At the same time, I think, at the end of the second year.
started a new course at a small academy two hundred
metres from Saint-Luc. A French friend of mine had taken a look and
told me: "You should come too, it's really good."
Then I went too. I believe that virtually everyone from Saint-Luc
followed Paapes lessons at the same time. It was exactly what
I was looking for: down to earth, do it so-and-so,
little rules. It had its own limitations, but it taught me
more than Saint-Luc. It has given me the foundation to do
what I wanted to do, and add some external influences.
Paape gave precise directions, something to hold on to.
He gave you assignments like: a car arrives at a house and stops;
someone gets out of the car, enters the house,
gets back into the car and the car takes off. Dat was an
exercise he had used for years. Claude Renard
always told us that it didn't matter:
"You don't need to make such an exercise, it doesn't work like that..."
And yet it mattered! When we left Saint-Luc, noone could just make a plate
displaying a simple action. We could hardly tell something accurate and simple.
Even during our time at school most students realized something was wrong and
developed a kind of reaction. Especially Duveaux
, who was always very
critical and somewhat withdrawn, had conflicts with Renard. Renard in turn
rejected Duveaux' work completely. Eventually Duveaux was the first

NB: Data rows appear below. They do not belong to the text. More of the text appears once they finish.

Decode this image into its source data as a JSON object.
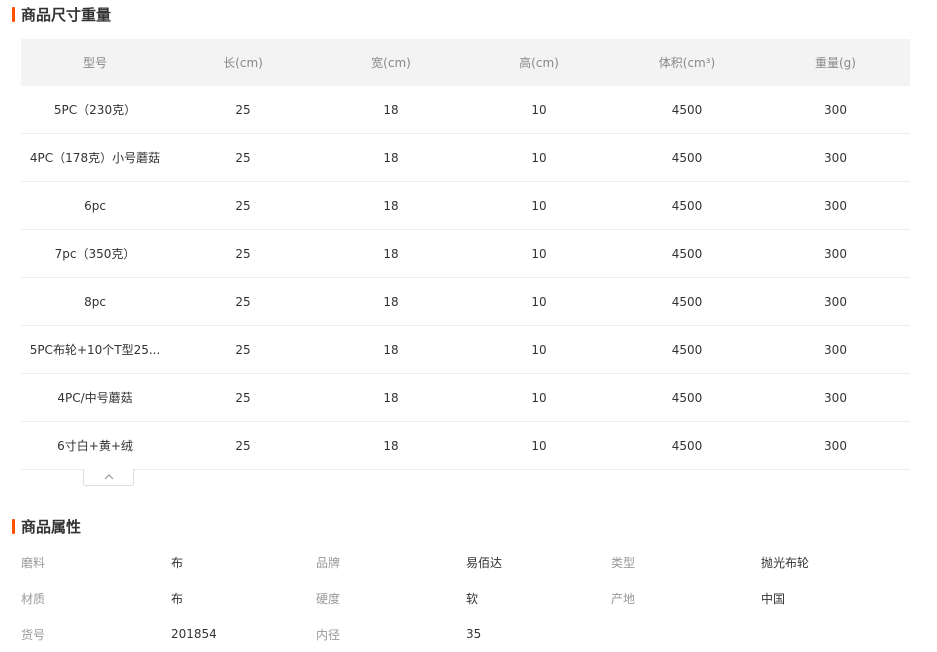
{
  "size_section": {
    "title": "商品尺寸重量",
    "headers": [
      "型号",
      "长(cm)",
      "宽(cm)",
      "高(cm)",
      "体积(cm³)",
      "重量(g)"
    ],
    "rows": [
      [
        "5PC（230克）",
        "25",
        "18",
        "10",
        "4500",
        "300"
      ],
      [
        "4PC（178克）小号蘑菇",
        "25",
        "18",
        "10",
        "4500",
        "300"
      ],
      [
        "6pc",
        "25",
        "18",
        "10",
        "4500",
        "300"
      ],
      [
        "7pc（350克）",
        "25",
        "18",
        "10",
        "4500",
        "300"
      ],
      [
        "8pc",
        "25",
        "18",
        "10",
        "4500",
        "300"
      ],
      [
        "5PC布轮+10个T型25...",
        "25",
        "18",
        "10",
        "4500",
        "300"
      ],
      [
        "4PC/中号蘑菇",
        "25",
        "18",
        "10",
        "4500",
        "300"
      ],
      [
        "6寸白+黄+绒",
        "25",
        "18",
        "10",
        "4500",
        "300"
      ]
    ],
    "collapse_icon": "chevron-up-icon"
  },
  "attr_section": {
    "title": "商品属性",
    "rows": [
      [
        {
          "label": "磨料",
          "value": "布"
        },
        {
          "label": "品牌",
          "value": "易佰达"
        },
        {
          "label": "类型",
          "value": "抛光布轮"
        }
      ],
      [
        {
          "label": "材质",
          "value": "布"
        },
        {
          "label": "硬度",
          "value": "软"
        },
        {
          "label": "产地",
          "value": "中国"
        }
      ],
      [
        {
          "label": "货号",
          "value": "201854"
        },
        {
          "label": "内径",
          "value": "35"
        }
      ]
    ]
  },
  "colors": {
    "accent": "#ff5000",
    "header_bg": "#f3f3f3",
    "border": "#ececec"
  }
}
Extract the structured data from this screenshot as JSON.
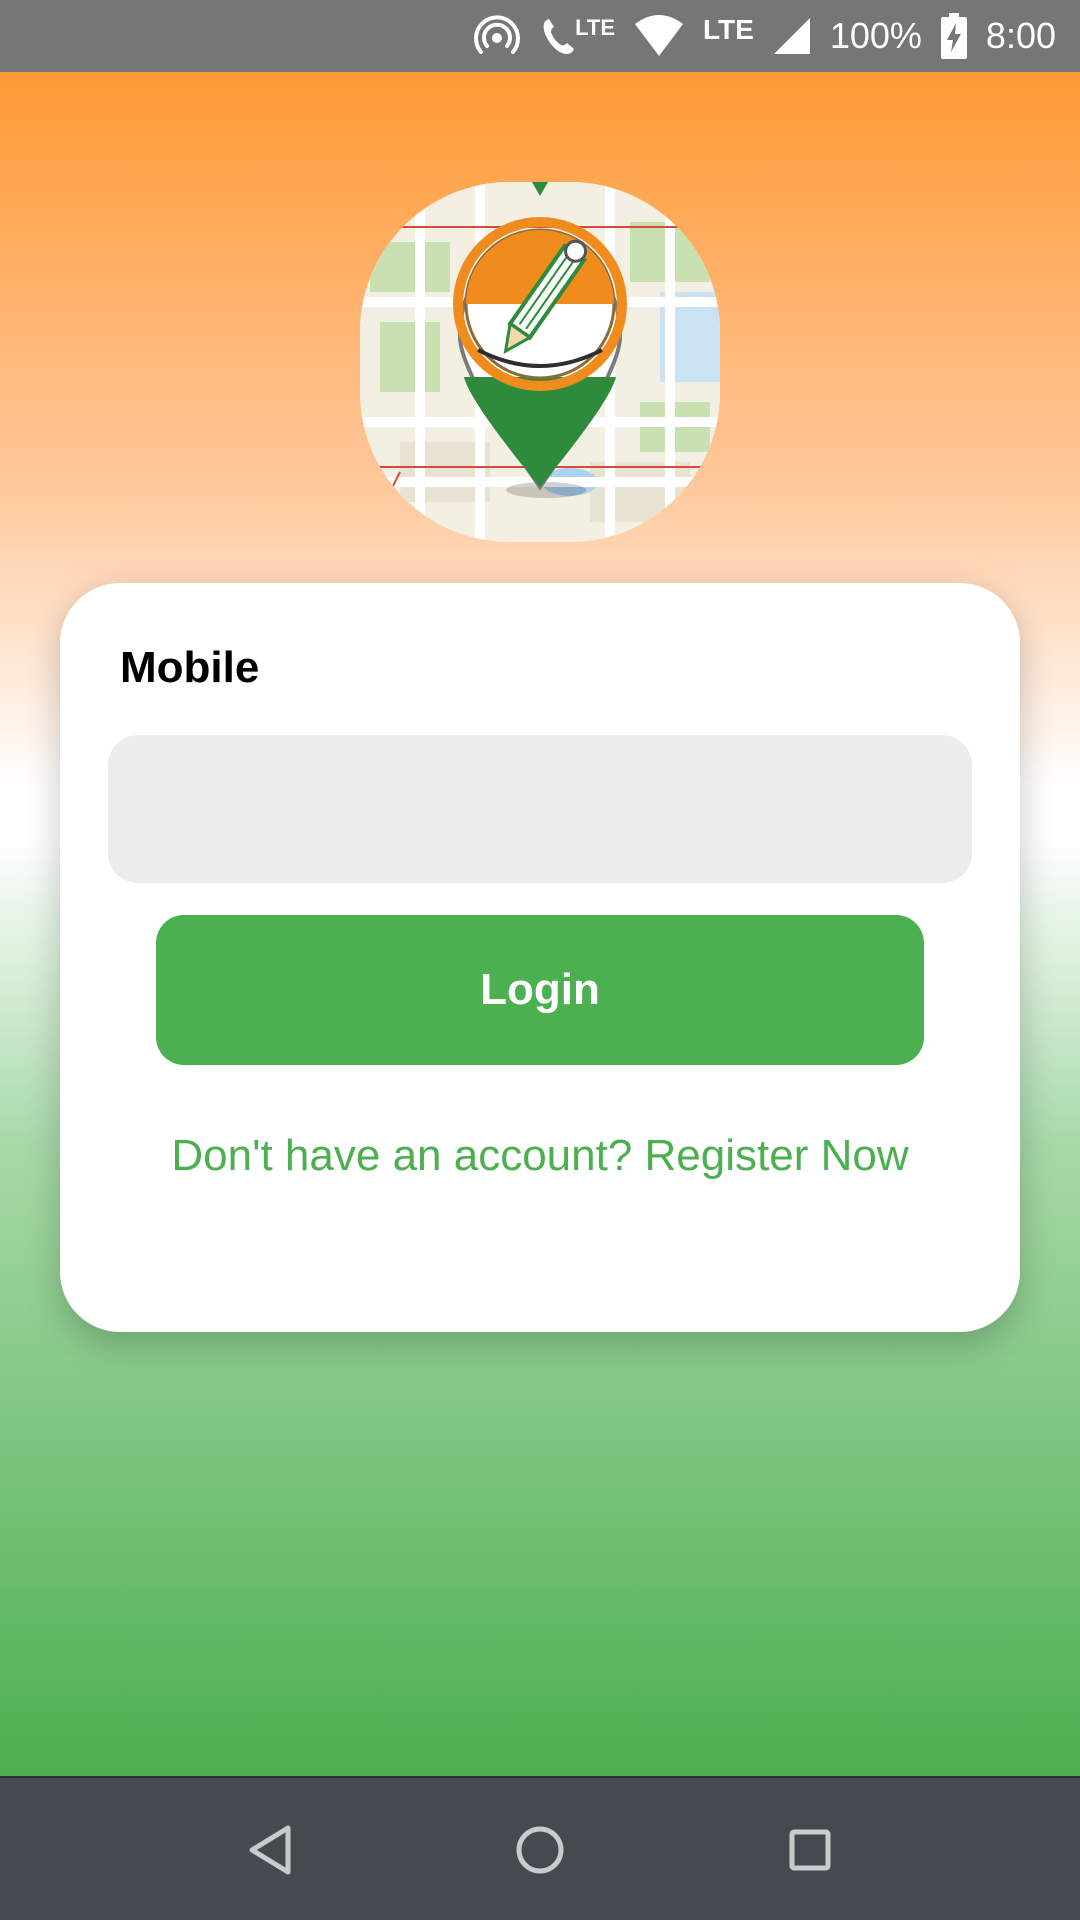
{
  "status_bar": {
    "lte_call_label": "LTE",
    "lte_label": "LTE",
    "battery_percent": "100%",
    "time": "8:00",
    "icons": [
      "hotspot-icon",
      "lte-call-icon",
      "wifi-icon",
      "signal-icon",
      "battery-charging-icon"
    ]
  },
  "logo": {
    "icon": "map-pin-pencil-logo",
    "colors": {
      "saffron": "#f08c1e",
      "green": "#2e8b3c",
      "map_bg": "#f4efe3"
    }
  },
  "login_form": {
    "mobile_label": "Mobile",
    "mobile_value": "",
    "mobile_placeholder": "",
    "login_label": "Login",
    "register_text": "Don't have an account? Register Now"
  },
  "nav_bar": {
    "back_icon": "back-triangle-icon",
    "home_icon": "home-circle-icon",
    "recents_icon": "recents-square-icon"
  },
  "colors": {
    "accent_green": "#4caf50",
    "saffron_top": "#ff9a35",
    "status_bar_bg": "#767676",
    "nav_bar_bg": "#444a50",
    "input_bg": "#ececec"
  }
}
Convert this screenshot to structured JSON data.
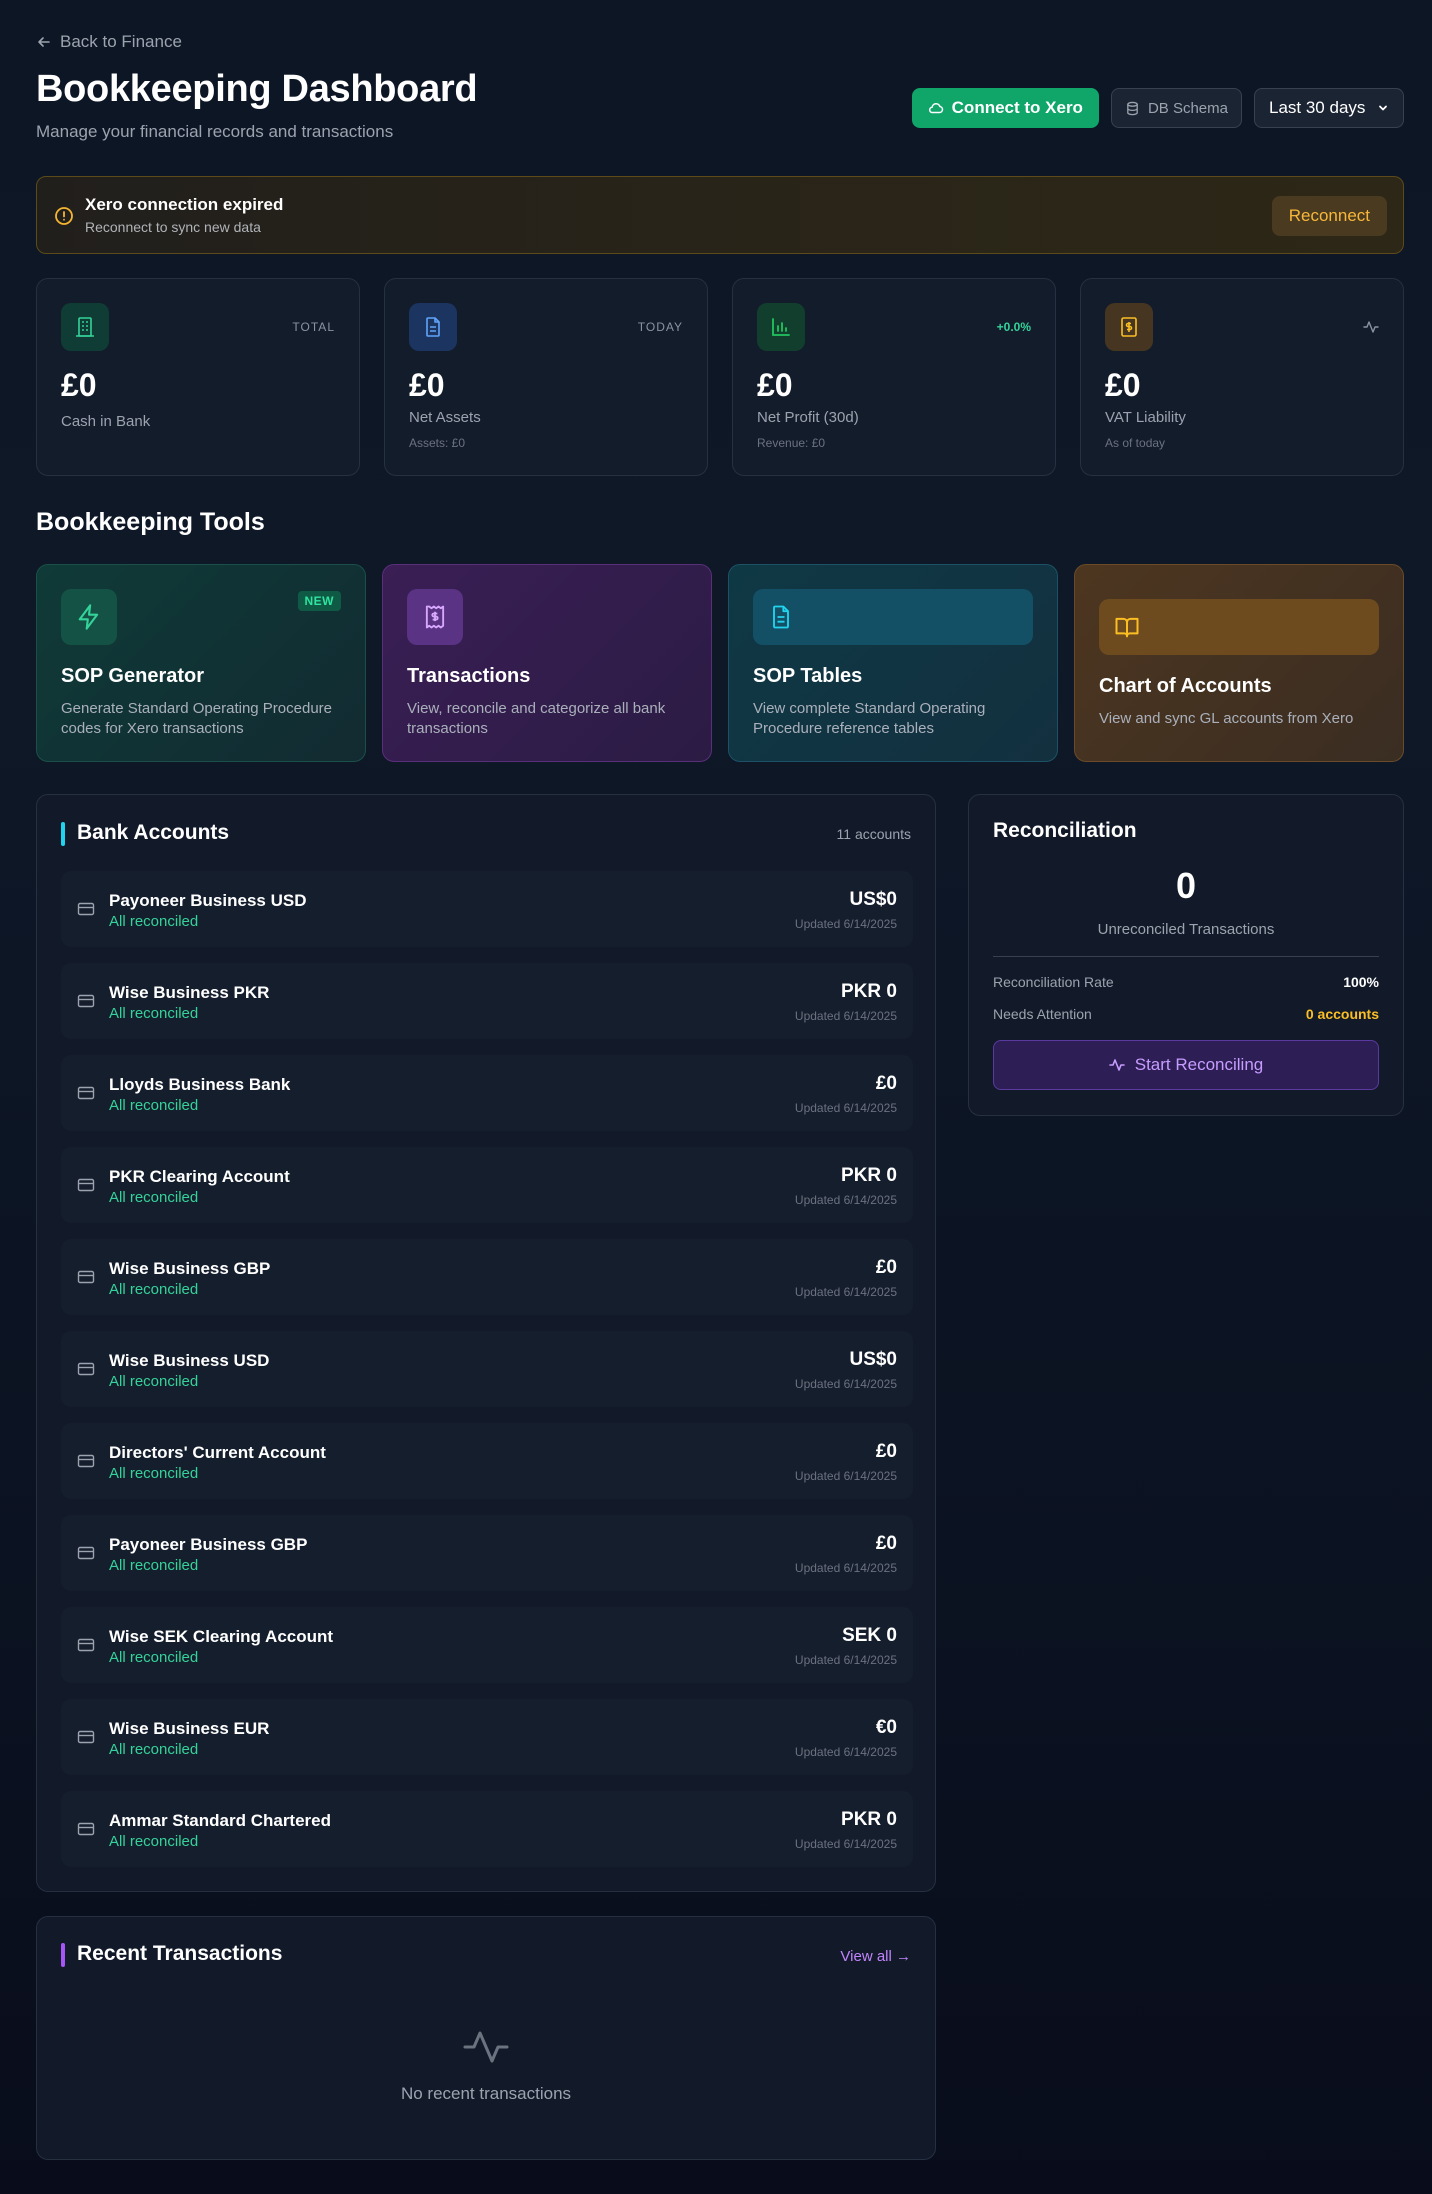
{
  "header": {
    "back_label": "Back to Finance",
    "title": "Bookkeeping Dashboard",
    "subtitle": "Manage your financial records and transactions",
    "connect_label": "Connect to Xero",
    "schema_label": "DB Schema",
    "range_selected": "Last 30 days"
  },
  "alert": {
    "title": "Xero connection expired",
    "subtitle": "Reconnect to sync new data",
    "action_label": "Reconnect"
  },
  "stats": [
    {
      "value": "£0",
      "label": "Cash in Bank",
      "tag": "TOTAL",
      "sub": ""
    },
    {
      "value": "£0",
      "label": "Net Assets",
      "tag": "TODAY",
      "sub": "Assets: £0"
    },
    {
      "value": "£0",
      "label": "Net Profit (30d)",
      "tag": "+0.0%",
      "sub": "Revenue: £0"
    },
    {
      "value": "£0",
      "label": "VAT Liability",
      "tag": "",
      "sub": "As of today"
    }
  ],
  "tools_section": {
    "title": "Bookkeeping Tools",
    "tools": [
      {
        "name": "SOP Generator",
        "badge": "NEW",
        "description": "Generate Standard Operating Procedure codes for Xero transactions"
      },
      {
        "name": "Transactions",
        "description": "View, reconcile and categorize all bank transactions"
      },
      {
        "name": "SOP Tables",
        "description": "View complete Standard Operating Procedure reference tables"
      },
      {
        "name": "Chart of Accounts",
        "description": "View and sync GL accounts from Xero"
      }
    ]
  },
  "bank_accounts": {
    "title": "Bank Accounts",
    "count_label": "11 accounts",
    "accounts": [
      {
        "name": "Payoneer Business USD",
        "status": "All reconciled",
        "amount": "US$0",
        "updated": "Updated 6/14/2025"
      },
      {
        "name": "Wise Business PKR",
        "status": "All reconciled",
        "amount": "PKR 0",
        "updated": "Updated 6/14/2025"
      },
      {
        "name": "Lloyds Business Bank",
        "status": "All reconciled",
        "amount": "£0",
        "updated": "Updated 6/14/2025"
      },
      {
        "name": "PKR Clearing Account",
        "status": "All reconciled",
        "amount": "PKR 0",
        "updated": "Updated 6/14/2025"
      },
      {
        "name": "Wise Business GBP",
        "status": "All reconciled",
        "amount": "£0",
        "updated": "Updated 6/14/2025"
      },
      {
        "name": "Wise Business USD",
        "status": "All reconciled",
        "amount": "US$0",
        "updated": "Updated 6/14/2025"
      },
      {
        "name": "Directors' Current Account",
        "status": "All reconciled",
        "amount": "£0",
        "updated": "Updated 6/14/2025"
      },
      {
        "name": "Payoneer Business GBP",
        "status": "All reconciled",
        "amount": "£0",
        "updated": "Updated 6/14/2025"
      },
      {
        "name": "Wise SEK Clearing Account",
        "status": "All reconciled",
        "amount": "SEK 0",
        "updated": "Updated 6/14/2025"
      },
      {
        "name": "Wise Business EUR",
        "status": "All reconciled",
        "amount": "€0",
        "updated": "Updated 6/14/2025"
      },
      {
        "name": "Ammar Standard Chartered",
        "status": "All reconciled",
        "amount": "PKR 0",
        "updated": "Updated 6/14/2025"
      }
    ]
  },
  "reconciliation": {
    "title": "Reconciliation",
    "unreconciled_count": "0",
    "unreconciled_label": "Unreconciled Transactions",
    "rate_label": "Reconciliation Rate",
    "rate_value": "100%",
    "attention_label": "Needs Attention",
    "attention_value": "0 accounts",
    "action_label": "Start Reconciling"
  },
  "recent_transactions": {
    "title": "Recent Transactions",
    "view_all_label": "View all →",
    "empty_label": "No recent transactions"
  },
  "colors": {
    "accent_green": "#10a66a",
    "reconciled_green": "#34d399",
    "warning_amber": "#fbbf24",
    "purple": "#c084fc",
    "cyan": "#22d3ee"
  }
}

to publish something after he left the academy. In short I also
disagreed completely with Renard.